** Supplied records follows **
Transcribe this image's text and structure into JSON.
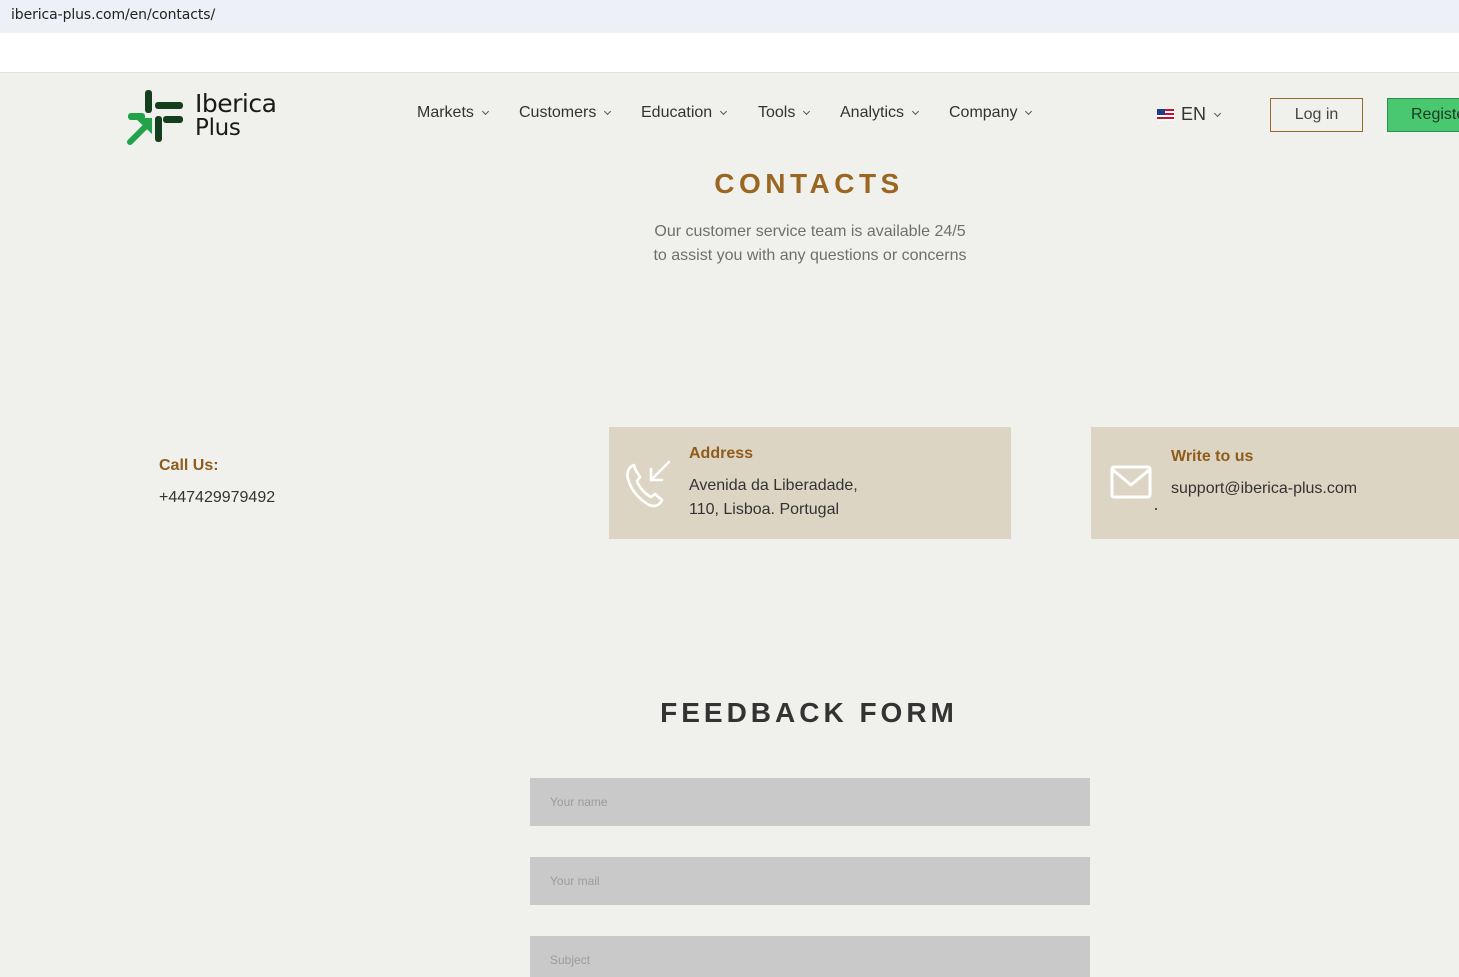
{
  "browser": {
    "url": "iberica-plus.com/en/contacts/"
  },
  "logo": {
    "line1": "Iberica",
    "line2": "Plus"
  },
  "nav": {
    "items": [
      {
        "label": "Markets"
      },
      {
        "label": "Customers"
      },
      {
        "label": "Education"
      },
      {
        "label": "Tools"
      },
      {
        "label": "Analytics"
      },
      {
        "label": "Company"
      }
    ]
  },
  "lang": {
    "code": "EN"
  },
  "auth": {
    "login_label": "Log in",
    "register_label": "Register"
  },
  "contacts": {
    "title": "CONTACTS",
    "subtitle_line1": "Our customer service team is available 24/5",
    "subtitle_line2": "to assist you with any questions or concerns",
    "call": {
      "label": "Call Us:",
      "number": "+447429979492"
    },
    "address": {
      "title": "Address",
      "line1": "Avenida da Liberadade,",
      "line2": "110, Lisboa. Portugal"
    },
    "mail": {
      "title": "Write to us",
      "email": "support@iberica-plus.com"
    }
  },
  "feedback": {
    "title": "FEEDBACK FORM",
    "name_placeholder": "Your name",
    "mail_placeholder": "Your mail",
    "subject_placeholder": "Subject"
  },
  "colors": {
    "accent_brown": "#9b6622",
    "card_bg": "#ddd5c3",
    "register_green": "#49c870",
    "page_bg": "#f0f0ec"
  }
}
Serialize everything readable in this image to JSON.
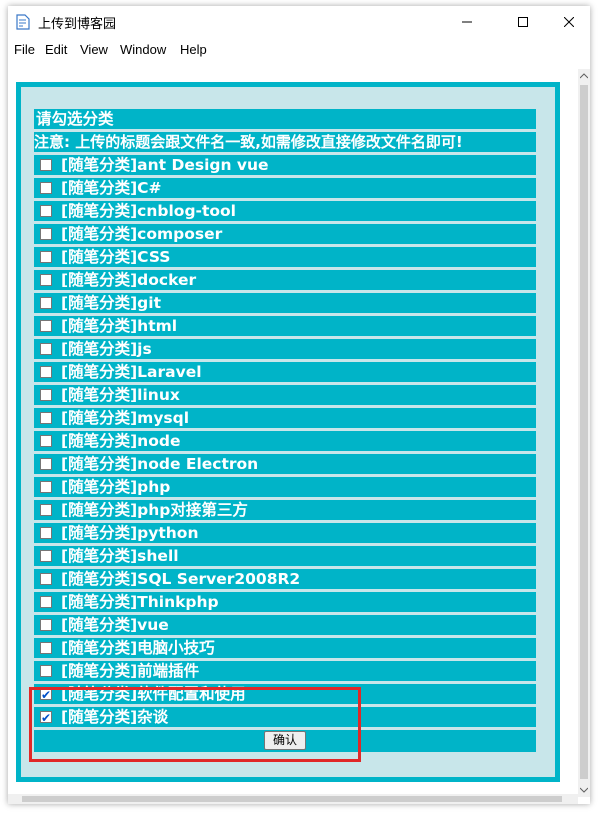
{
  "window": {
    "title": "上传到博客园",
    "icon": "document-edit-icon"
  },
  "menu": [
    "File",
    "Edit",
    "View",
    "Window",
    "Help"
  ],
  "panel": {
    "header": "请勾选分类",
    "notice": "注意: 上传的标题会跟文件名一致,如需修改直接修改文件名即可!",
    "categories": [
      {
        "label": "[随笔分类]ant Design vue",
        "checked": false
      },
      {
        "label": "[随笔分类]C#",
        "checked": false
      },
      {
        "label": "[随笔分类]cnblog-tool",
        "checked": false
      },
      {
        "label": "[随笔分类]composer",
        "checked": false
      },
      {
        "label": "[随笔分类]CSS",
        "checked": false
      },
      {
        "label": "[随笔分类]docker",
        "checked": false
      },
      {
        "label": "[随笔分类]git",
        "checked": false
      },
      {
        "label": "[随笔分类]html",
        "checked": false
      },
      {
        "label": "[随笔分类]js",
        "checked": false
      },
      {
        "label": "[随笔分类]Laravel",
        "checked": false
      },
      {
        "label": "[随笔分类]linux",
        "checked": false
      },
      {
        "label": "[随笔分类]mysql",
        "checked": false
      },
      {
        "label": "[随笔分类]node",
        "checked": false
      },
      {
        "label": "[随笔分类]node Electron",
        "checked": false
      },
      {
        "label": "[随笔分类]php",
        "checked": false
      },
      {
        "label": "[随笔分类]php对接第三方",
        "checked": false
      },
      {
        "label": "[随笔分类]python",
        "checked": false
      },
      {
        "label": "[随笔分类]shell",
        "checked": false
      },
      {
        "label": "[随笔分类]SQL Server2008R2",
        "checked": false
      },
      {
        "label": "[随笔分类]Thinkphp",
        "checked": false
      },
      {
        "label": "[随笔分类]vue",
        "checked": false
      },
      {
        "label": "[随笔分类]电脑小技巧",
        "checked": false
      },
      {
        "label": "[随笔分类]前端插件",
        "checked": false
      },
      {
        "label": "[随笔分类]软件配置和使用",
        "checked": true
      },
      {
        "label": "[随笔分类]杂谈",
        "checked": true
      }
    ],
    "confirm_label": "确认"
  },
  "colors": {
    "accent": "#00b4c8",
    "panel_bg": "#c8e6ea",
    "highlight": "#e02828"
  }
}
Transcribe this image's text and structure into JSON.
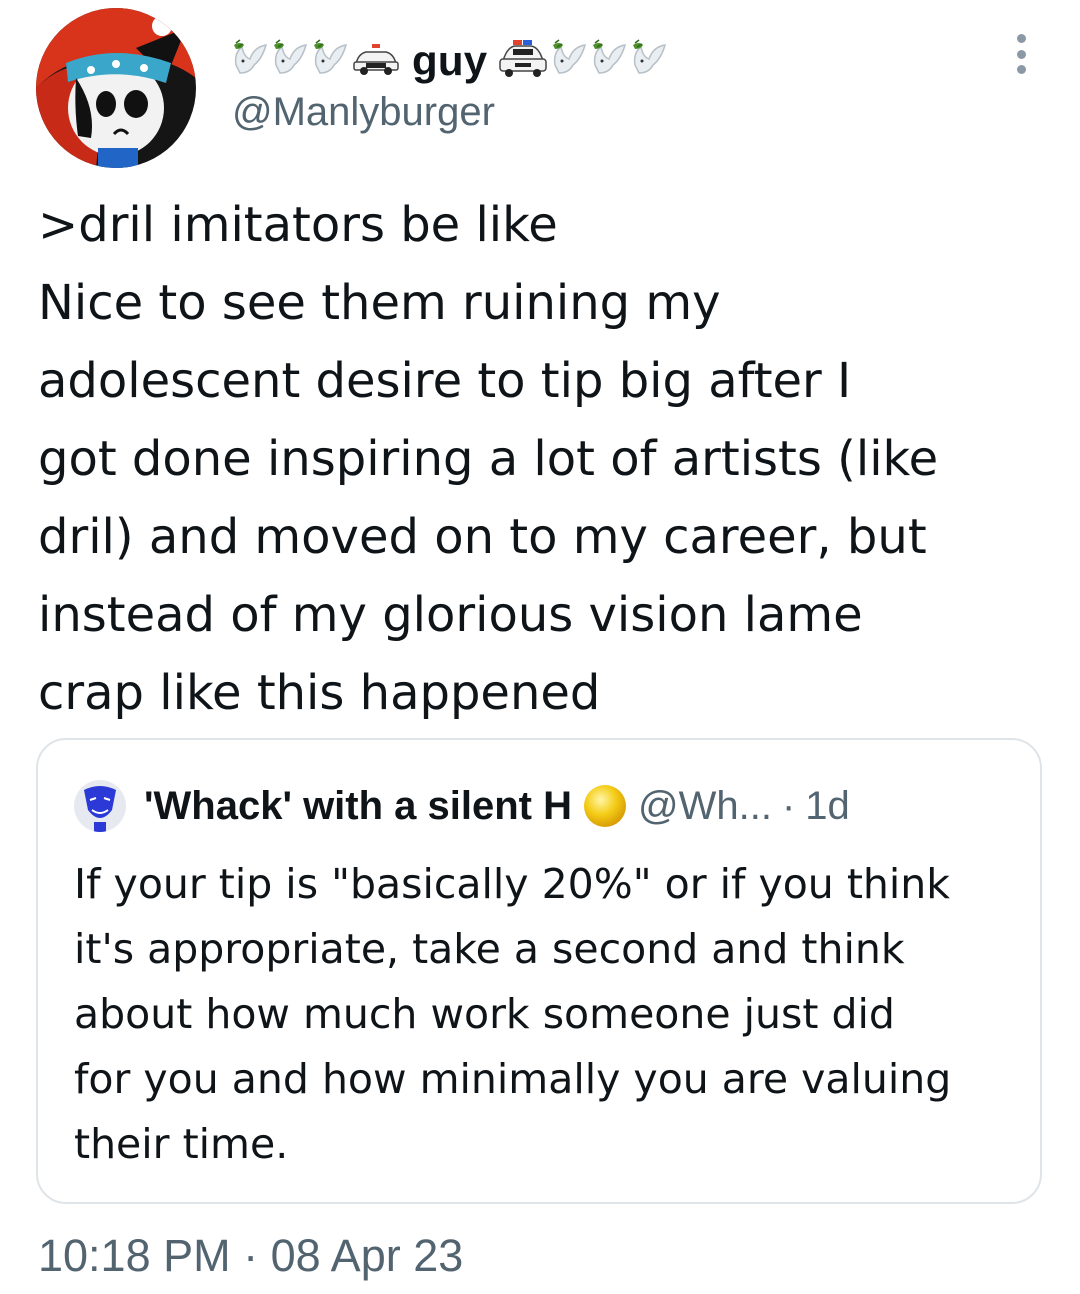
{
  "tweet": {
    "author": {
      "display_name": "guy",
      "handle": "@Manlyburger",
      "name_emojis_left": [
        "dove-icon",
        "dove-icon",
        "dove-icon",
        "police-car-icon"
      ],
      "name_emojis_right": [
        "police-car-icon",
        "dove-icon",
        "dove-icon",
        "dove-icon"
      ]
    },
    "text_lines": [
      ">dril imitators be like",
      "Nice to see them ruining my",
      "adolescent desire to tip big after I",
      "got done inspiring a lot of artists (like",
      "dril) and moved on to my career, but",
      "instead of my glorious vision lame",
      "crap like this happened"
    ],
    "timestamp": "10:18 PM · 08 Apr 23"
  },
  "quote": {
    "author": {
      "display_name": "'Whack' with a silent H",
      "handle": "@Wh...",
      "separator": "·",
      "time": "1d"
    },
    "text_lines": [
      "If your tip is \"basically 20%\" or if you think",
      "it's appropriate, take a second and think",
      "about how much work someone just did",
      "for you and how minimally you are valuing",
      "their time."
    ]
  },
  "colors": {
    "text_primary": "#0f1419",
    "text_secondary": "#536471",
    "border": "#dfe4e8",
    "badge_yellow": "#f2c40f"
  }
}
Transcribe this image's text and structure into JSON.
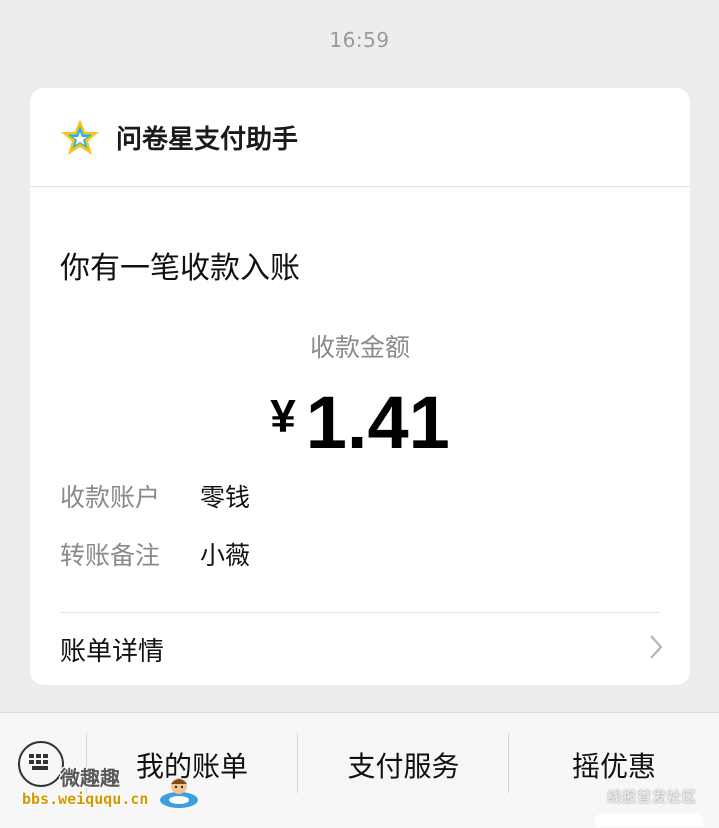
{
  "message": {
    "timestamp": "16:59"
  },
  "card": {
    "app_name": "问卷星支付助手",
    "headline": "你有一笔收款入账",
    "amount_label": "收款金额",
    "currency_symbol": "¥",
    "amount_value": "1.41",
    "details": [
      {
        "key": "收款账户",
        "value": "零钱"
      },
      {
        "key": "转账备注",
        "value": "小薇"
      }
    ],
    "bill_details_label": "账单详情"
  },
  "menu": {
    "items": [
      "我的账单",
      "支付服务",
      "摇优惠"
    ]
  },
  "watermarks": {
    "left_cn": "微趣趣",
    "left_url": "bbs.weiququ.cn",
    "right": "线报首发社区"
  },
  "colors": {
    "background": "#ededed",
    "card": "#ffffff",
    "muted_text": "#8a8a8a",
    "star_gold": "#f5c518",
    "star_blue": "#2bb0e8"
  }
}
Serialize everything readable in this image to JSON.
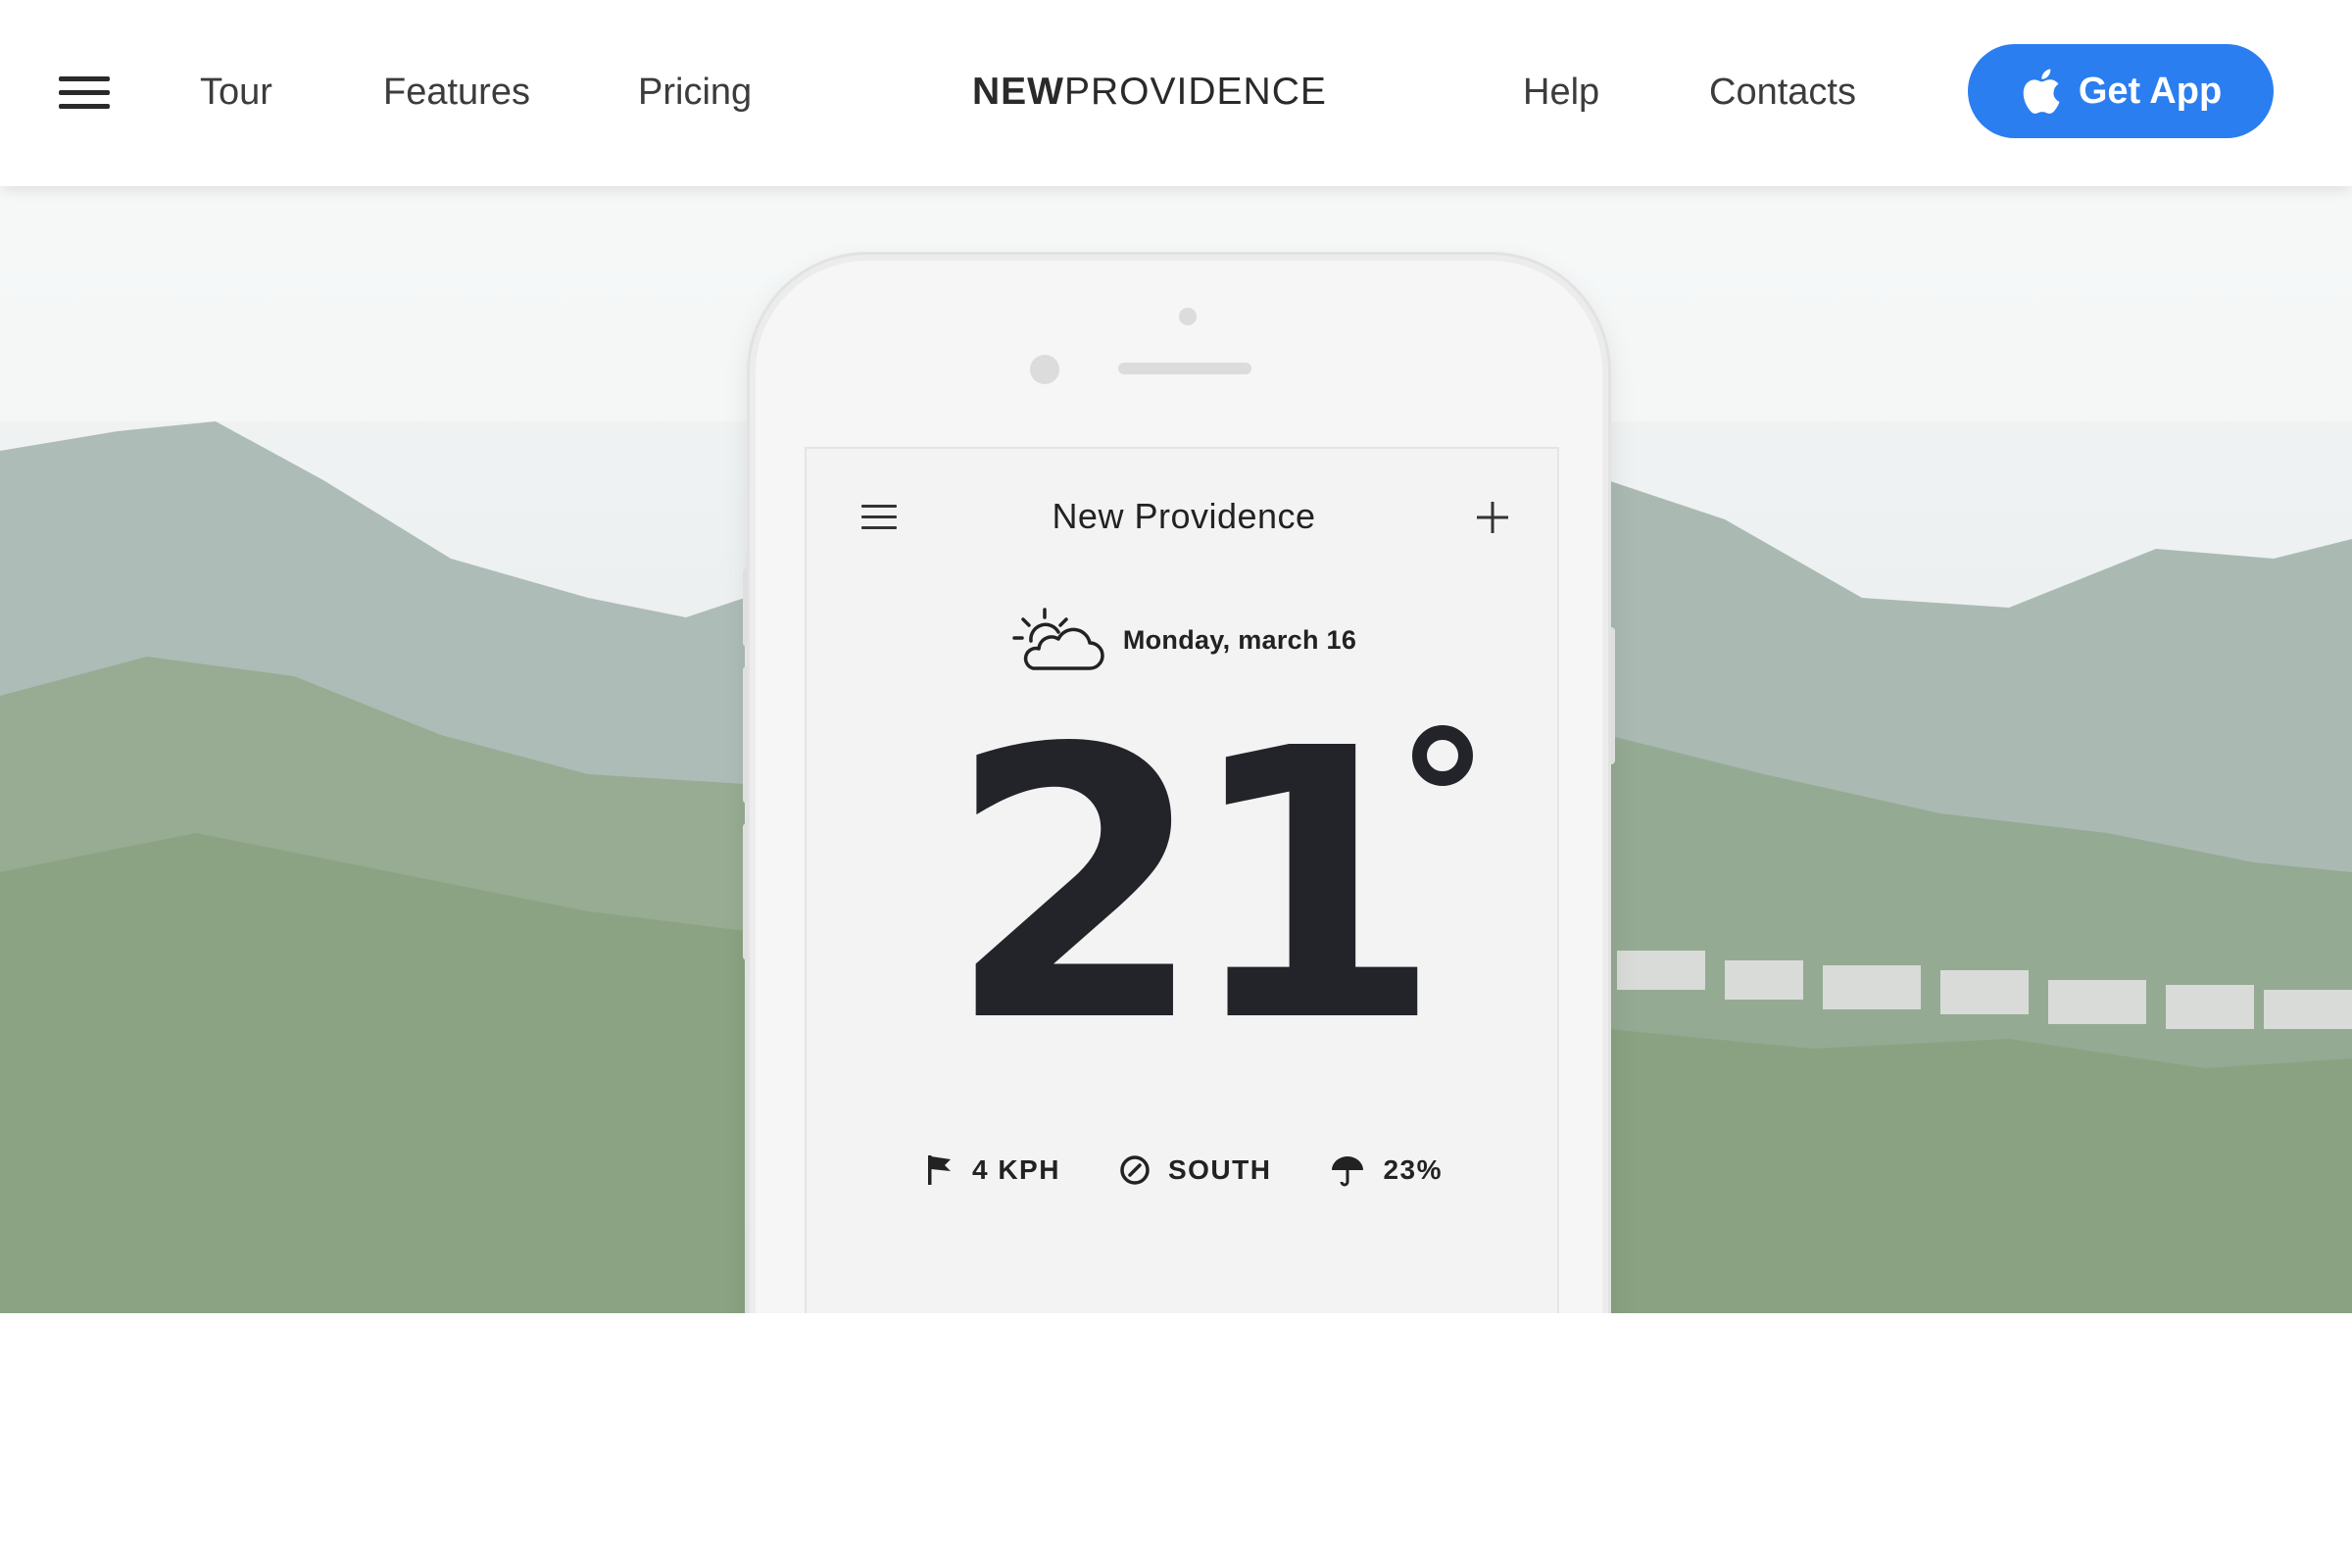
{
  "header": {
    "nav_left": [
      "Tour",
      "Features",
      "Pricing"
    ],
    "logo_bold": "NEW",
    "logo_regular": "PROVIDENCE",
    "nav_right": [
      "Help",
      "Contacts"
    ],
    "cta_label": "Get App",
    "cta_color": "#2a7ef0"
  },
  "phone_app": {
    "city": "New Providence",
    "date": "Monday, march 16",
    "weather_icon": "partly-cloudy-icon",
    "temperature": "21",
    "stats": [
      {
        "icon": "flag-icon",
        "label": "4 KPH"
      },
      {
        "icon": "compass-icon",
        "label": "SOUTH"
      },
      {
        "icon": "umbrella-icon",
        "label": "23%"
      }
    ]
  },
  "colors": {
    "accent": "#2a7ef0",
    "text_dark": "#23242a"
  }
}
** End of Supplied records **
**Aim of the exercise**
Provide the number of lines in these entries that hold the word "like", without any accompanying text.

**Task output**
3